WHAT YOU NEED TO DO: In the entries below, find each line with the word "Days" and return it.
--- START ---
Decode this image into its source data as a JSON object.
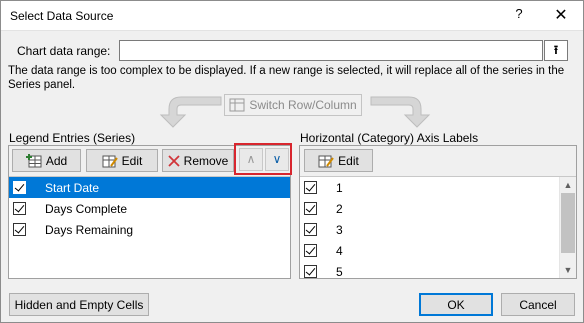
{
  "dialog": {
    "title": "Select Data Source",
    "help_label": "?",
    "close_label": "✕"
  },
  "range": {
    "label": "Chart data range:",
    "value": "",
    "collapse_glyph": "⭱"
  },
  "message": "The data range is too complex to be displayed. If a new range is selected, it will replace all of the series in the Series panel.",
  "switch_button": "Switch Row/Column",
  "legend": {
    "label": "Legend Entries (Series)",
    "add_label": "Add",
    "edit_label": "Edit",
    "remove_label": "Remove",
    "move_up_glyph": "∧",
    "move_down_glyph": "∨",
    "items": [
      {
        "label": "Start Date",
        "checked": true,
        "selected": true
      },
      {
        "label": "Days Complete",
        "checked": true,
        "selected": false
      },
      {
        "label": "Days Remaining",
        "checked": true,
        "selected": false
      }
    ]
  },
  "axis": {
    "label": "Horizontal (Category) Axis Labels",
    "edit_label": "Edit",
    "items": [
      {
        "label": "1",
        "checked": true
      },
      {
        "label": "2",
        "checked": true
      },
      {
        "label": "3",
        "checked": true
      },
      {
        "label": "4",
        "checked": true
      },
      {
        "label": "5",
        "checked": true
      }
    ]
  },
  "footer": {
    "hidden_empty_label": "Hidden and Empty Cells",
    "ok_label": "OK",
    "cancel_label": "Cancel"
  },
  "colors": {
    "selection": "#0078d7",
    "highlight_frame": "#d8262e",
    "remove_icon": "#d13438"
  }
}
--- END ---
EXERCISE OUTPUT:
        "label": "Days Complete",
        "label": "Days Remaining",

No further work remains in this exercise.